EXERCISE DETAILS:
Copy the entries word for word. Keep the pictures out.

DATASET EXTRACT section start

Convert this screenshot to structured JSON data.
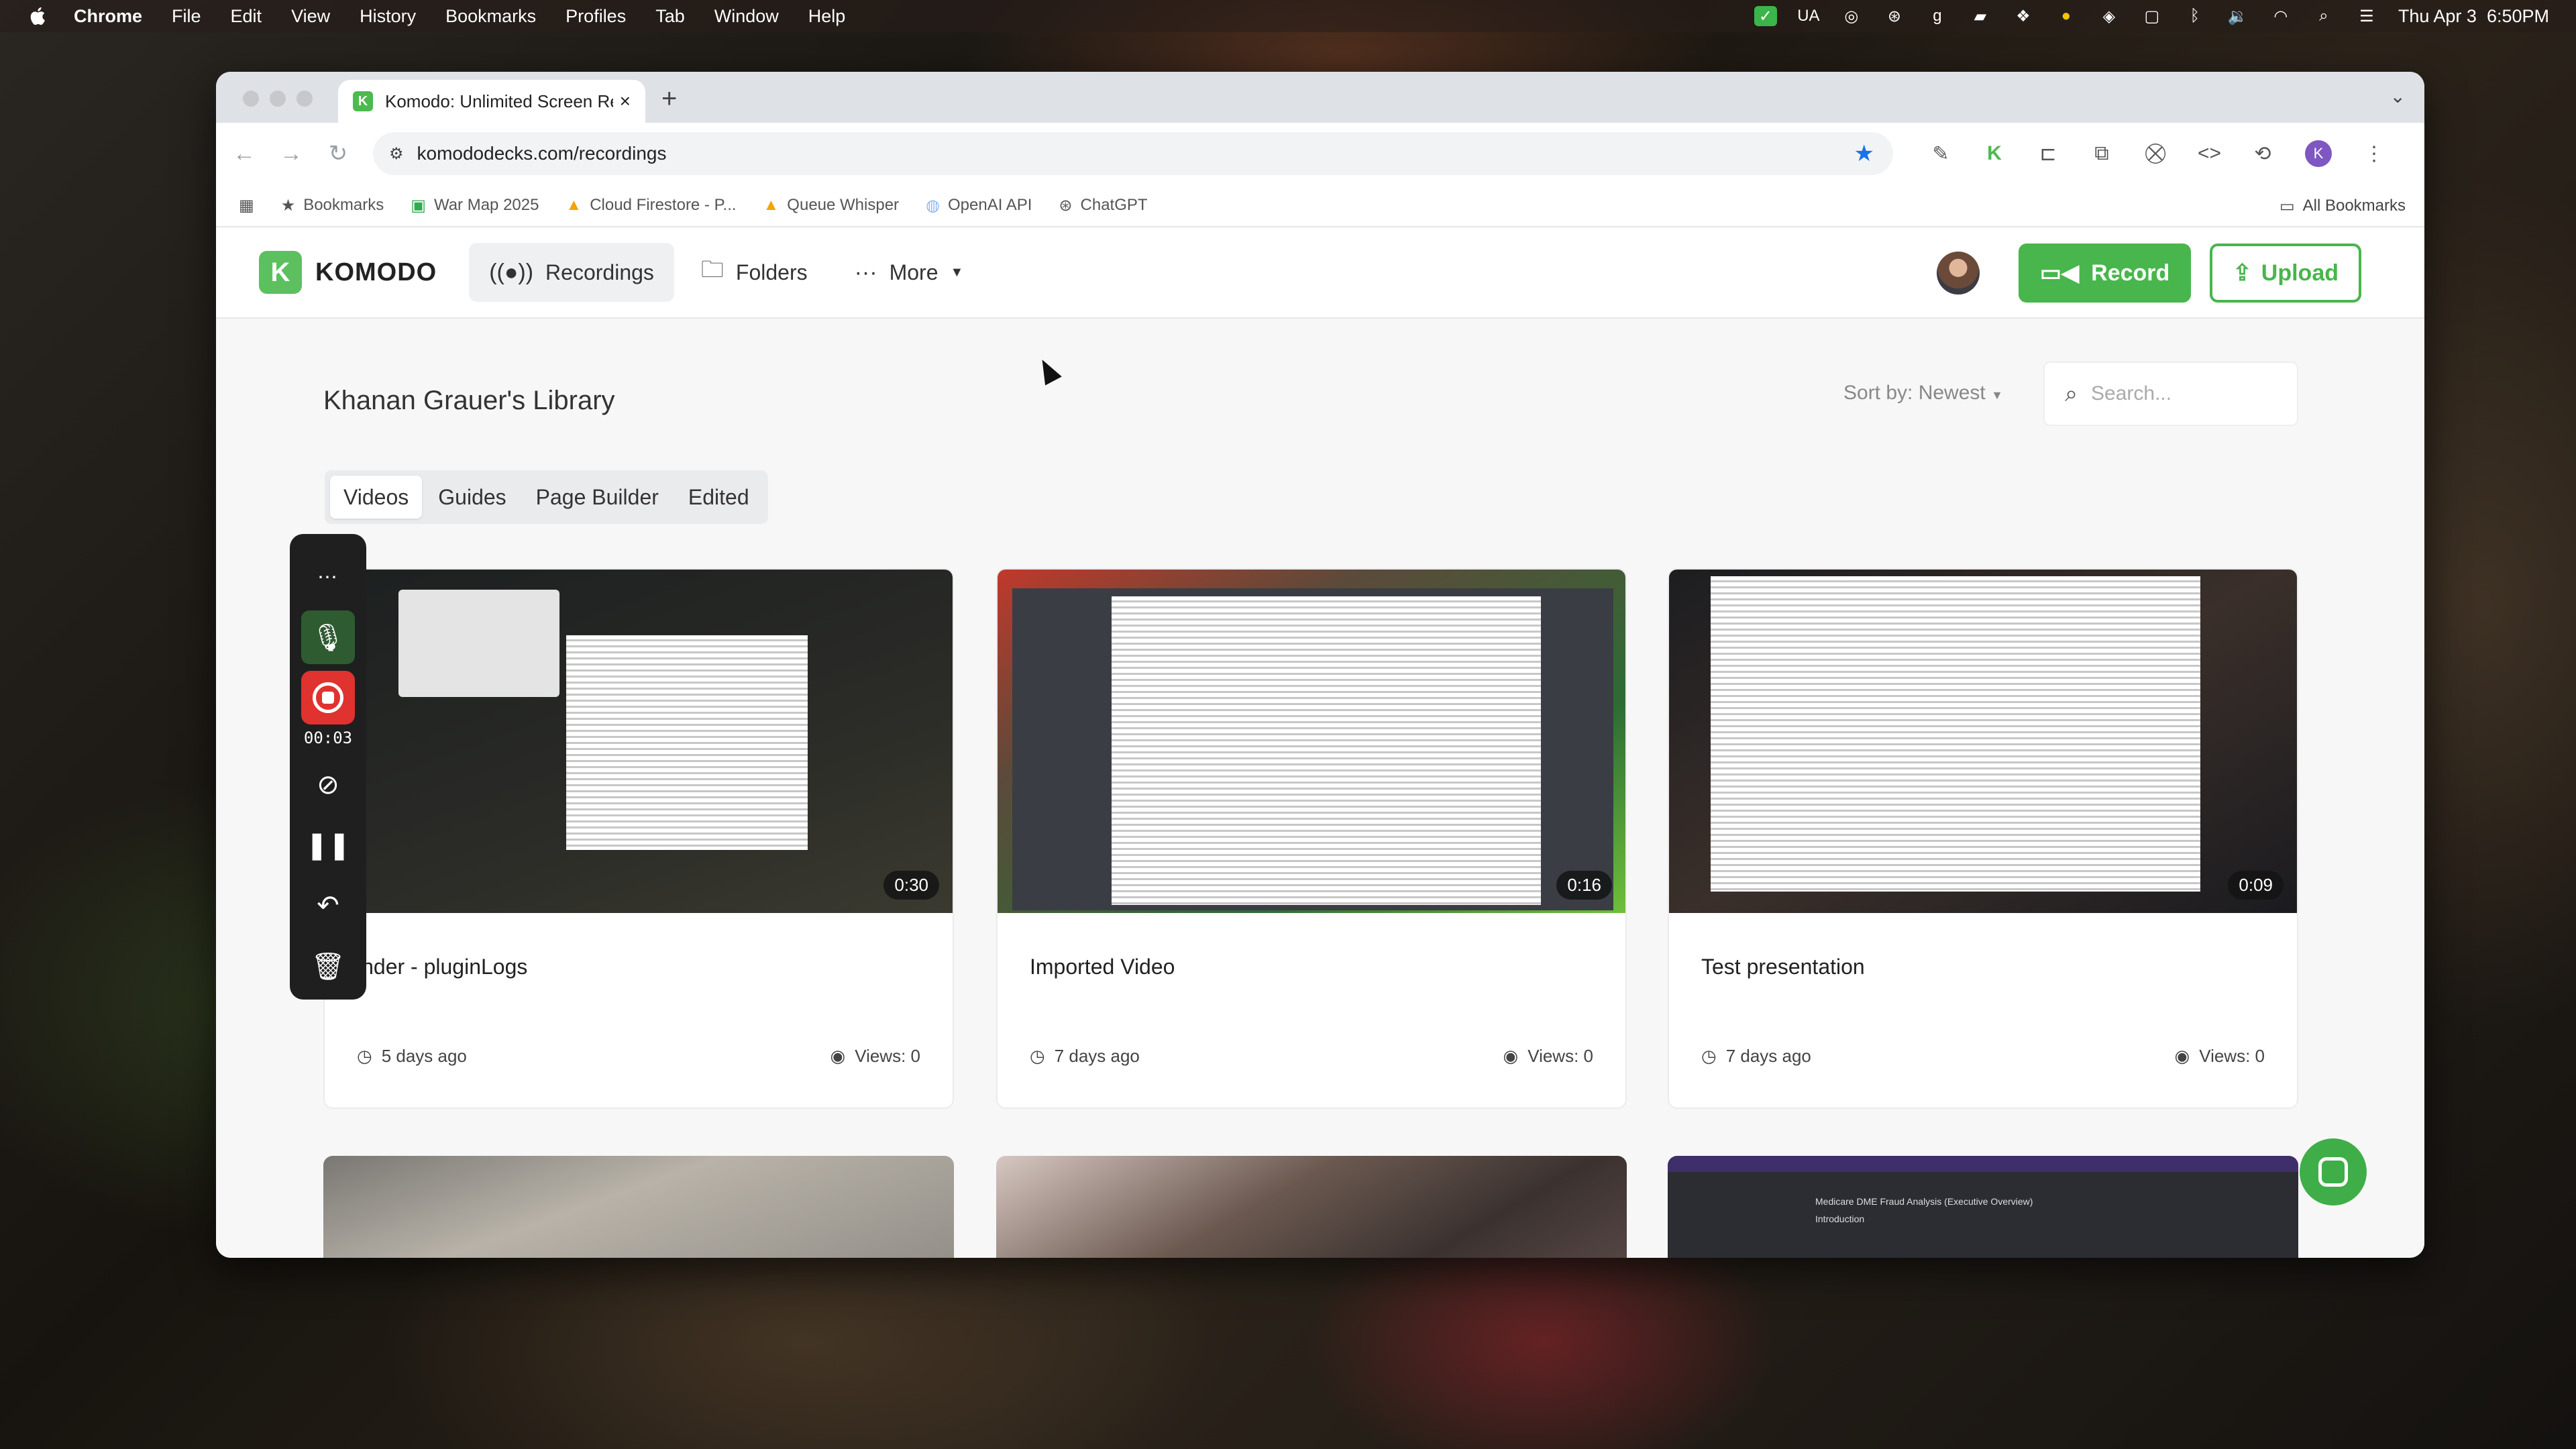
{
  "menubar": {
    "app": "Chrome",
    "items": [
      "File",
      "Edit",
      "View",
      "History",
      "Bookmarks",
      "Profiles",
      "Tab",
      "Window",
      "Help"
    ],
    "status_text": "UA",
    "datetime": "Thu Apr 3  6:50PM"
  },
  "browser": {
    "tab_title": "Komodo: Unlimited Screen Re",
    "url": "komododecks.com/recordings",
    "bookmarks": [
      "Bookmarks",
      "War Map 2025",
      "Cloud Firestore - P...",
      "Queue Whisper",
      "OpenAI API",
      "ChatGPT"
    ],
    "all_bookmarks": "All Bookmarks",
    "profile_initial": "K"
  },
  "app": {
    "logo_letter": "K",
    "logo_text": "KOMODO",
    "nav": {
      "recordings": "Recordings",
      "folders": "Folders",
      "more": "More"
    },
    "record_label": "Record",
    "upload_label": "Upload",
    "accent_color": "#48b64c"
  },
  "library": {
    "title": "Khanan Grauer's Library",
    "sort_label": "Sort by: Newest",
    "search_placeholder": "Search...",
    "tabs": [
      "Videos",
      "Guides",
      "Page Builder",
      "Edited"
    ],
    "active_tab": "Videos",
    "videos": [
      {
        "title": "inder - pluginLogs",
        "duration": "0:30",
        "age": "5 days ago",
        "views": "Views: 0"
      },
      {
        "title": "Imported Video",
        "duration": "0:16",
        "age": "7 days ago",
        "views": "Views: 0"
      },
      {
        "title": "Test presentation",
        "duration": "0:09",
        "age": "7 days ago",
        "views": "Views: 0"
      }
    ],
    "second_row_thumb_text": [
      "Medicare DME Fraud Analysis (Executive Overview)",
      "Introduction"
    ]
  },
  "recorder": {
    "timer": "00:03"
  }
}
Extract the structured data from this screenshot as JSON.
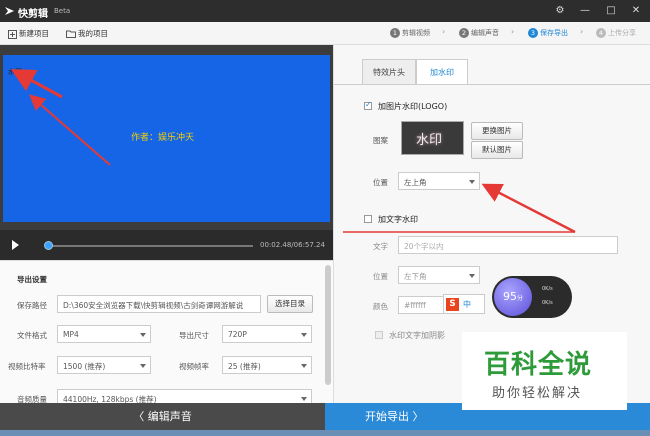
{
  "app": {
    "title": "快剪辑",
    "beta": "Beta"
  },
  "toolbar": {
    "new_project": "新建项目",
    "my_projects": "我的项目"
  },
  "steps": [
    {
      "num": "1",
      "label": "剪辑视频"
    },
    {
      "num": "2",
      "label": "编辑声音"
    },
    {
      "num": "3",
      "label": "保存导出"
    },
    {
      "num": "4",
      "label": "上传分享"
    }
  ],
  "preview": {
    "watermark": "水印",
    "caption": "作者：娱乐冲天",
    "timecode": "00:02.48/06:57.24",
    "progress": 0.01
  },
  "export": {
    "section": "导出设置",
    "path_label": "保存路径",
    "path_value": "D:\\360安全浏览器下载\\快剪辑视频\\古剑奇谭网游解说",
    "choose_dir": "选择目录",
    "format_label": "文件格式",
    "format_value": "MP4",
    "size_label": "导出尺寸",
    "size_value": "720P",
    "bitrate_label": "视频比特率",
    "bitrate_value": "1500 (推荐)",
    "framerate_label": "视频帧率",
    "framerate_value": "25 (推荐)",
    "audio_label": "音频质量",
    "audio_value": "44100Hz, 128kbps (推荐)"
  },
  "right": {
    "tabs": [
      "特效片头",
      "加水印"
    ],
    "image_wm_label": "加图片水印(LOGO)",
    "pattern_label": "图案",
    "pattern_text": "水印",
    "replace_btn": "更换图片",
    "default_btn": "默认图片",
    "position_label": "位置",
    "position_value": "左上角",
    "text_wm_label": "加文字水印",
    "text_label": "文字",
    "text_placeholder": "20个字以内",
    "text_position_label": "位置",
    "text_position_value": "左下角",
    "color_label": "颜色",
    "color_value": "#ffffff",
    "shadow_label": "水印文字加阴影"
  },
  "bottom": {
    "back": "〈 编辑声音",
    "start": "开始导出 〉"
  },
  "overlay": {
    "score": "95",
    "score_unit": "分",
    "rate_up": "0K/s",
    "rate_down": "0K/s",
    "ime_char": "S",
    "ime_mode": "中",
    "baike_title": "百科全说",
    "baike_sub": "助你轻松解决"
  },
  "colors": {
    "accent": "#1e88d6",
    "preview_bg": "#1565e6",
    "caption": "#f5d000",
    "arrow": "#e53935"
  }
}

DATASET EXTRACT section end

YOUR RESPONSE:
Convert this screenshot to structured JSON data.
{
  "menubar": {
    "app": "Chrome",
    "items": [
      "File",
      "Edit",
      "View",
      "History",
      "Bookmarks",
      "Profiles",
      "Tab",
      "Window",
      "Help"
    ],
    "status_text": "UA",
    "datetime": "Thu Apr 3  6:50PM"
  },
  "browser": {
    "tab_title": "Komodo: Unlimited Screen Re",
    "url": "komododecks.com/recordings",
    "bookmarks": [
      "Bookmarks",
      "War Map 2025",
      "Cloud Firestore - P...",
      "Queue Whisper",
      "OpenAI API",
      "ChatGPT"
    ],
    "all_bookmarks": "All Bookmarks",
    "profile_initial": "K"
  },
  "app": {
    "logo_letter": "K",
    "logo_text": "KOMODO",
    "nav": {
      "recordings": "Recordings",
      "folders": "Folders",
      "more": "More"
    },
    "record_label": "Record",
    "upload_label": "Upload",
    "accent_color": "#48b64c"
  },
  "library": {
    "title": "Khanan Grauer's Library",
    "sort_label": "Sort by: Newest",
    "search_placeholder": "Search...",
    "tabs": [
      "Videos",
      "Guides",
      "Page Builder",
      "Edited"
    ],
    "active_tab": "Videos",
    "videos": [
      {
        "title": "inder - pluginLogs",
        "duration": "0:30",
        "age": "5 days ago",
        "views": "Views: 0"
      },
      {
        "title": "Imported Video",
        "duration": "0:16",
        "age": "7 days ago",
        "views": "Views: 0"
      },
      {
        "title": "Test presentation",
        "duration": "0:09",
        "age": "7 days ago",
        "views": "Views: 0"
      }
    ],
    "second_row_thumb_text": [
      "Medicare DME Fraud Analysis (Executive Overview)",
      "Introduction"
    ]
  },
  "recorder": {
    "timer": "00:03"
  }
}
Extract the structured data from this screenshot as JSON.
{
  "app": {
    "title": "快剪辑",
    "beta": "Beta"
  },
  "toolbar": {
    "new_project": "新建项目",
    "my_projects": "我的项目"
  },
  "steps": [
    {
      "num": "1",
      "label": "剪辑视频"
    },
    {
      "num": "2",
      "label": "编辑声音"
    },
    {
      "num": "3",
      "label": "保存导出"
    },
    {
      "num": "4",
      "label": "上传分享"
    }
  ],
  "preview": {
    "watermark": "水印",
    "caption": "作者：娱乐冲天",
    "timecode": "00:02.48/06:57.24",
    "progress": 0.01
  },
  "export": {
    "section": "导出设置",
    "path_label": "保存路径",
    "path_value": "D:\\360安全浏览器下载\\快剪辑视频\\古剑奇谭网游解说",
    "choose_dir": "选择目录",
    "format_label": "文件格式",
    "format_value": "MP4",
    "size_label": "导出尺寸",
    "size_value": "720P",
    "bitrate_label": "视频比特率",
    "bitrate_value": "1500 (推荐)",
    "framerate_label": "视频帧率",
    "framerate_value": "25 (推荐)",
    "audio_label": "音频质量",
    "audio_value": "44100Hz, 128kbps (推荐)"
  },
  "right": {
    "tabs": [
      "特效片头",
      "加水印"
    ],
    "image_wm_label": "加图片水印(LOGO)",
    "pattern_label": "图案",
    "pattern_text": "水印",
    "replace_btn": "更换图片",
    "default_btn": "默认图片",
    "position_label": "位置",
    "position_value": "左上角",
    "text_wm_label": "加文字水印",
    "text_label": "文字",
    "text_placeholder": "20个字以内",
    "text_position_label": "位置",
    "text_position_value": "左下角",
    "color_label": "颜色",
    "color_value": "#ffffff",
    "shadow_label": "水印文字加阴影"
  },
  "bottom": {
    "back": "〈 编辑声音",
    "start": "开始导出 〉"
  },
  "overlay": {
    "score": "95",
    "score_unit": "分",
    "rate_up": "0K/s",
    "rate_down": "0K/s",
    "ime_char": "S",
    "ime_mode": "中",
    "baike_title": "百科全说",
    "baike_sub": "助你轻松解决"
  },
  "colors": {
    "accent": "#1e88d6",
    "preview_bg": "#1565e6",
    "caption": "#f5d000",
    "arrow": "#e53935"
  }
}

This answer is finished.